boston.com your connection to The Boston Globe

Beverly officer had seizure before fatal crash, lawyer says

A Beverly police officer suffered a seizure just before his cruiser rammed into a car in January, killing a 61-year-old woman sitting in the parked vehicle, the officer's lawyer said yesterday.

Stuart Merry pleaded not guilty yesterday in Peabody District Court to motor vehicle homicide and other charges stemming from the Jan. 20 crash on Cabot Street that killed Bonney Burns as she sat outside her home.

Merry was released on personal recognizance and ordered not to drive by Judge Allen Swan, according to the office of Essex District Attorney Jonathan W. Blodgett.

Neil Rossman, Merry's Boston-based lawyer, said by phone that the 40-year-old officer had a seizure and was unconscious as his marked Ford Crown Victoria cruiser sped across Cabot Street and into Burns's car.

"I believe he had a medical emergency that rendered him unconscious prior to the impact," Rossman said. "He was not in control of the car. He had some type of seizure."

Merry was charged after a months-long investigation by State Police and Essex County prosecutors. A clerk magistrate held a hearing last month and found probable cause to issue the charges.

Rossman said that a State Police crash reconstruction worker testified during the hearing about what was recorded in the cruiser's onboard computer that morning.

The record shows, Rossman said, that Merry lightly applied the brakes on the cruiser 11 seconds before impact. In the 7 1/2 seconds before impact, the cruiser's accelerator was floored, and the vehicle reached a speed of about 52 miles per hour before it smashed into the parked car, Rossman said.

Merry is facing charges of motor vehicle homicide, unlicensed operation of a motor vehicle, speeding, and marked lanes violations.

Rossman said Merry turned 40 on Jan. 19 and that his license was expired for nine hours at the time of the crash. He said Merry forgot to renew his license as his birthday neared.

Burns was described by friends and relatives as a semiretired registered dietitian who loved to square dance.

Rossman said Merry had no history of seizures before the crash, but he has had a seizure since the accident.
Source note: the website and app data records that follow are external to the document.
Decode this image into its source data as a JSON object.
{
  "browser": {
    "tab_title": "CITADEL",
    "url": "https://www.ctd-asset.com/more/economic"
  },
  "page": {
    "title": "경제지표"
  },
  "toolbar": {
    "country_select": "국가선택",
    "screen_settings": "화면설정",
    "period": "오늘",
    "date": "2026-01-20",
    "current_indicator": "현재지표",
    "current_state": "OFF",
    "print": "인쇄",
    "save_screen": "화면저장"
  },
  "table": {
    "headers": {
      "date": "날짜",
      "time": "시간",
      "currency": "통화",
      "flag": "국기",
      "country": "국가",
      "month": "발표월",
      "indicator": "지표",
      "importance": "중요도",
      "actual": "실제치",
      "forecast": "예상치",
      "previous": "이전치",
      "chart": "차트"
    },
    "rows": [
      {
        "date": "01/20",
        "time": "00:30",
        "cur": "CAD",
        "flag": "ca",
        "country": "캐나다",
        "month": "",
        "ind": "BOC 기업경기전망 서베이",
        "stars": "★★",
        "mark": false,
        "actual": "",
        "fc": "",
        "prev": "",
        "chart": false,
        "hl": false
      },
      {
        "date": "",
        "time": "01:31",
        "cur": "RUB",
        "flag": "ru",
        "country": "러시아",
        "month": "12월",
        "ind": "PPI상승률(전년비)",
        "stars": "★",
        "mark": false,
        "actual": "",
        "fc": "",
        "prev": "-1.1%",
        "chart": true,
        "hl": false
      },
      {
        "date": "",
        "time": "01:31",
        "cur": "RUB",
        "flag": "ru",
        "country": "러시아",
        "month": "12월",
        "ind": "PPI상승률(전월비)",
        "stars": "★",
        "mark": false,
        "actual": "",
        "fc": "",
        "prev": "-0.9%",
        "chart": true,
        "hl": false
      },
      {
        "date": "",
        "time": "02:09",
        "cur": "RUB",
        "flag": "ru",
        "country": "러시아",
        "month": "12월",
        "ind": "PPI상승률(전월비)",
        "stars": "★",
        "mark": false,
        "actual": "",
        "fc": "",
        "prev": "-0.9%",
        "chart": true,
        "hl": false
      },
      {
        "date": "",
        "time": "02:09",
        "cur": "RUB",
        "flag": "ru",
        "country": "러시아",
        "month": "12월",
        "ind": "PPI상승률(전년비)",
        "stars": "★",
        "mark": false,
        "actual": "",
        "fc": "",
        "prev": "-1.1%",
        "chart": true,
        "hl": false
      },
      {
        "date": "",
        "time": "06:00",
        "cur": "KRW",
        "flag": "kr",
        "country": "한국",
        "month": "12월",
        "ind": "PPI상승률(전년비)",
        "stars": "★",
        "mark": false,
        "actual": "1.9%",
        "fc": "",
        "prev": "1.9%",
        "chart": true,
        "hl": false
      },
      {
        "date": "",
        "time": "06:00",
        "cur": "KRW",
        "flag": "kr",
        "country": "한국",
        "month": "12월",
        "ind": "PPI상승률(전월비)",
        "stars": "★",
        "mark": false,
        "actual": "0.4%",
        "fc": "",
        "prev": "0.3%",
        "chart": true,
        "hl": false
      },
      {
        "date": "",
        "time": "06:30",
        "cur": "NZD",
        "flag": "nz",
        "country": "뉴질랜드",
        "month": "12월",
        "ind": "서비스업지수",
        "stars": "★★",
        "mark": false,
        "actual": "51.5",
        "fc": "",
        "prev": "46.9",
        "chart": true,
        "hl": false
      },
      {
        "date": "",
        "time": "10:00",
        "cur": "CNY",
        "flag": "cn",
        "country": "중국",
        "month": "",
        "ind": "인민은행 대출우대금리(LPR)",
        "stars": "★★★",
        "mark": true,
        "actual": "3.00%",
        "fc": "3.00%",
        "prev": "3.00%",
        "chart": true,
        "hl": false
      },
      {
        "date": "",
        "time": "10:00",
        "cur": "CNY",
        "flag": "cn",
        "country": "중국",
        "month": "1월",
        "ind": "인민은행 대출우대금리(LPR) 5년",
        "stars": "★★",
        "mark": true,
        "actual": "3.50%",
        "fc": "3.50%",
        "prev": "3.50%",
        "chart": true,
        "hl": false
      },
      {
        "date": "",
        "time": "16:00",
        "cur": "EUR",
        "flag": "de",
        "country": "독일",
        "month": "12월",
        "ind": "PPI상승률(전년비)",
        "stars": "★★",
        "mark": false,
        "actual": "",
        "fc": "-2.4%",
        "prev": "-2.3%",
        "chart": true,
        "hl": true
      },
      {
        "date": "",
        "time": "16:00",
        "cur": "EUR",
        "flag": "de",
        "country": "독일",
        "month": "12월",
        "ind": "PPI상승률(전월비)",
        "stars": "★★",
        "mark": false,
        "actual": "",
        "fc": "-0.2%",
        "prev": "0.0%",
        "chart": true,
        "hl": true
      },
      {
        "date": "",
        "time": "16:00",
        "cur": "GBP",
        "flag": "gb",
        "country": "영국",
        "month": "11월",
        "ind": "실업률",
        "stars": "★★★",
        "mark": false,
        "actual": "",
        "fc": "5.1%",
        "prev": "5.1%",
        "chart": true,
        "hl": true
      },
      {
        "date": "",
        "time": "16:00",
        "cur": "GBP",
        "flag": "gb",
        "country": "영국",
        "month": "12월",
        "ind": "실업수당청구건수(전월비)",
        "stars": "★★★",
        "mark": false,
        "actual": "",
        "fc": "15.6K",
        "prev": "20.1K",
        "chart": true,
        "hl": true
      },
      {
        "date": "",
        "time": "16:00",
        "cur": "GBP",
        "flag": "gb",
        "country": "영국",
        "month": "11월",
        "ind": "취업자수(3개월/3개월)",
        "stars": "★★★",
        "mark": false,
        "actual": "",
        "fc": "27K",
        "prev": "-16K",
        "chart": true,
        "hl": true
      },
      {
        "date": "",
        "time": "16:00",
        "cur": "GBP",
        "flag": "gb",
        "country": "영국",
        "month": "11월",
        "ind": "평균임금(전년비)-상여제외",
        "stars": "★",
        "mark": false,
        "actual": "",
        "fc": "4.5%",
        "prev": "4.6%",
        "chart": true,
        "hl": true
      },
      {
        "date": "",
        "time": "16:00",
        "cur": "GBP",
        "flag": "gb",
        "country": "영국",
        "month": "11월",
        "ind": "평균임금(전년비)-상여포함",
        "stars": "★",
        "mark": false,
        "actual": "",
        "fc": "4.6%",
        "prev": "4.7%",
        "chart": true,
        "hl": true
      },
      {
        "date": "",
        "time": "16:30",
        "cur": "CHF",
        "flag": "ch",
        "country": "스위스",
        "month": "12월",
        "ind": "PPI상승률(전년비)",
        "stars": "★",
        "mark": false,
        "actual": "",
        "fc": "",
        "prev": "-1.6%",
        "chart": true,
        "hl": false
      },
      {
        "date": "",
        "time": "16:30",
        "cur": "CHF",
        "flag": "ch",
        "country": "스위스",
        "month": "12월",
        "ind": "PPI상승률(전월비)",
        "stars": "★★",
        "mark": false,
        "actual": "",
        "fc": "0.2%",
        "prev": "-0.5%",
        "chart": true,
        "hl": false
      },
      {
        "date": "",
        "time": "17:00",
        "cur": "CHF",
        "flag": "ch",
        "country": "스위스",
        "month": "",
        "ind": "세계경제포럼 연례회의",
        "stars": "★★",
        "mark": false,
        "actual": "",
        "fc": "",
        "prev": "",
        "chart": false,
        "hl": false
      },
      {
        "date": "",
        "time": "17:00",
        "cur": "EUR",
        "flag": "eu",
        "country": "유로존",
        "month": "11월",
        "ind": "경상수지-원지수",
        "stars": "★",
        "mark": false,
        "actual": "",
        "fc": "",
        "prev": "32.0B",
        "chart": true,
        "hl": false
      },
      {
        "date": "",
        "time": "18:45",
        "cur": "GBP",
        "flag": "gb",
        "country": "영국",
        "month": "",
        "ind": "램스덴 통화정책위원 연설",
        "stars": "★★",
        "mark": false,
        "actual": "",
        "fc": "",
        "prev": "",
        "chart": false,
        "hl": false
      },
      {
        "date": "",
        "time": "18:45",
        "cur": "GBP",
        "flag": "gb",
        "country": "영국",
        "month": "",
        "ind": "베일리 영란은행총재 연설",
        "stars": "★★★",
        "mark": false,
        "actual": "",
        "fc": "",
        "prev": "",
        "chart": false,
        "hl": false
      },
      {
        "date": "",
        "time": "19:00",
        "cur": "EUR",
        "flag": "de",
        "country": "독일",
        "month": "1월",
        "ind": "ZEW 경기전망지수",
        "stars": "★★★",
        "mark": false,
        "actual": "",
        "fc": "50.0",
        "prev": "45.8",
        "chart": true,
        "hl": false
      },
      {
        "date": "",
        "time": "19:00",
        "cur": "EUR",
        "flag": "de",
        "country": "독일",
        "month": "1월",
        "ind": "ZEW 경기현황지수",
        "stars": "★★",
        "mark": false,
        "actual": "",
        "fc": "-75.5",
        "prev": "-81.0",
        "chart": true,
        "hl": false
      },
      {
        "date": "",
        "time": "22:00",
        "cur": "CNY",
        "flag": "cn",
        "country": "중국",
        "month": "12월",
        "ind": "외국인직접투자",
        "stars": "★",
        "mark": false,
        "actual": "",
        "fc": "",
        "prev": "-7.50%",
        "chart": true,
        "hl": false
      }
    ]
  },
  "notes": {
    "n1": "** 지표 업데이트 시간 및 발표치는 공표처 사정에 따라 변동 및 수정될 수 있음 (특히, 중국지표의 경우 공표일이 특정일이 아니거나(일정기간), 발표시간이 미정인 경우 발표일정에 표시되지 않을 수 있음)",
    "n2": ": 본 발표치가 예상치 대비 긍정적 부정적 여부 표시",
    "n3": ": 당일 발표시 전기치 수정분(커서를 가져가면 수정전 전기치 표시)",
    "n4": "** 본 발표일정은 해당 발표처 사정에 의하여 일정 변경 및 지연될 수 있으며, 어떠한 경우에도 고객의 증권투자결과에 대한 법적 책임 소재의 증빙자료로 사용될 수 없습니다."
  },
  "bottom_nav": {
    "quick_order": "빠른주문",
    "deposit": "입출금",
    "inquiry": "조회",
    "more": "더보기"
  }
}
He declined to be more specific, citing Merry's right to privacy.

Merry was released on personal recognizance and is on medical leave from the department, Rossman said.

"He wants nothing more than to get this thing off his back and get physically cleared to come back to work and go back out on the street," Rossman said. "He loves his job, and he's a good man."
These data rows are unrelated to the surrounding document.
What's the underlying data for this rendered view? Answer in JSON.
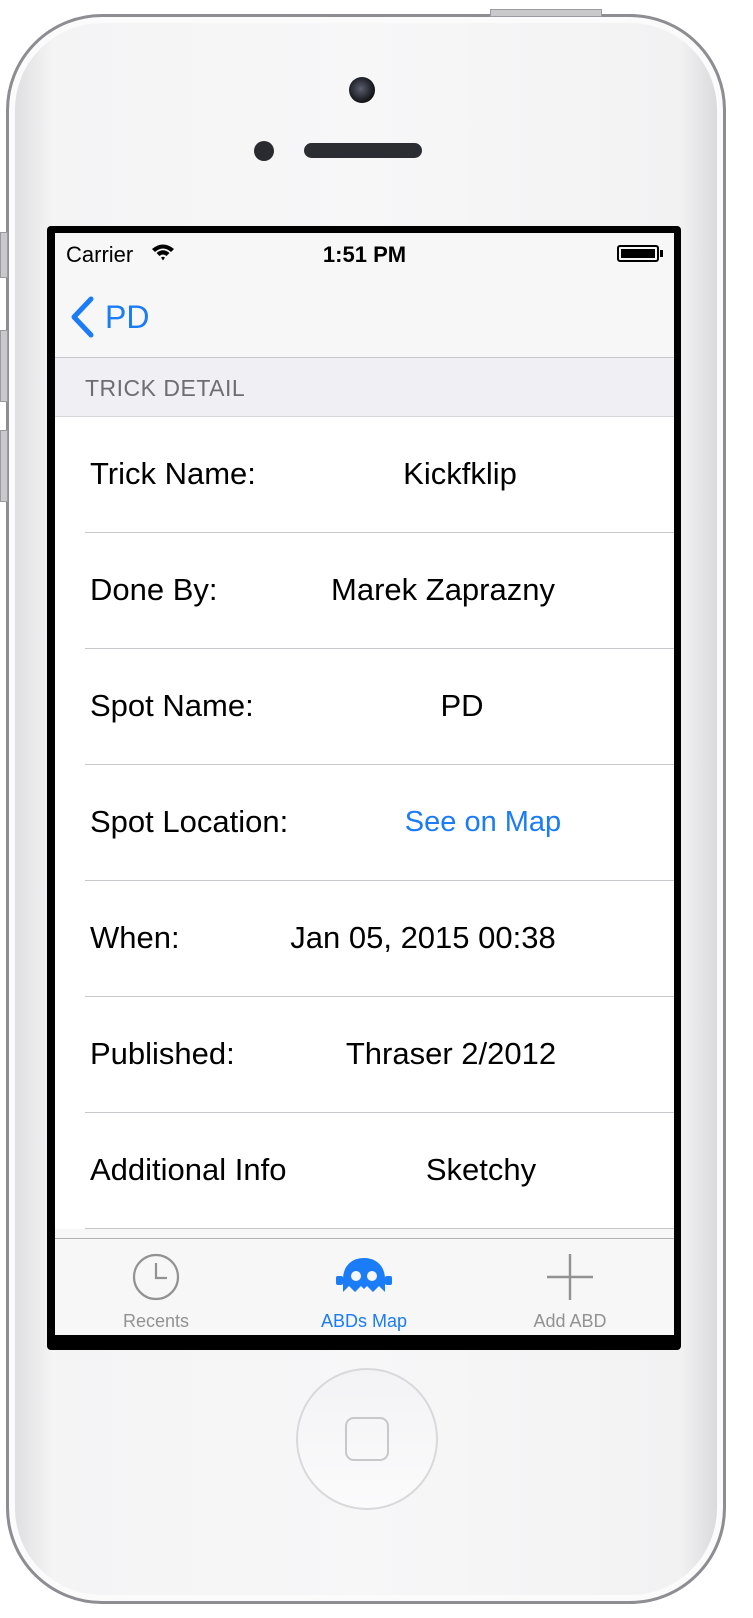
{
  "status_bar": {
    "carrier": "Carrier",
    "time": "1:51 PM"
  },
  "nav": {
    "back_label": "PD"
  },
  "section": {
    "header": "TRICK DETAIL"
  },
  "details": [
    {
      "label": "Trick Name:",
      "value": "Kickfklip"
    },
    {
      "label": "Done By:",
      "value": "Marek Zaprazny"
    },
    {
      "label": "Spot Name:",
      "value": "PD"
    },
    {
      "label": "Spot Location:",
      "value": "See on Map"
    },
    {
      "label": "When:",
      "value": "Jan 05, 2015 00:38"
    },
    {
      "label": "Published:",
      "value": "Thraser 2/2012"
    },
    {
      "label": "Additional Info",
      "value": "Sketchy"
    }
  ],
  "tabs": [
    {
      "label": "Recents",
      "icon": "clock-icon",
      "active": false
    },
    {
      "label": "ABDs Map",
      "icon": "ghost-icon",
      "active": true
    },
    {
      "label": "Add ABD",
      "icon": "plus-icon",
      "active": false
    }
  ],
  "colors": {
    "accent": "#1a7cf6",
    "tab_inactive": "#929292",
    "section_bg": "#efeff4"
  }
}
Steve O'Connell, the spokesman for Blodgett's office, said prosecutors would not comment because the case is pending.

John R. Ellement can be reached at ellement@globe.com.

More from Boston.com

SEARCH THE ARCHIVES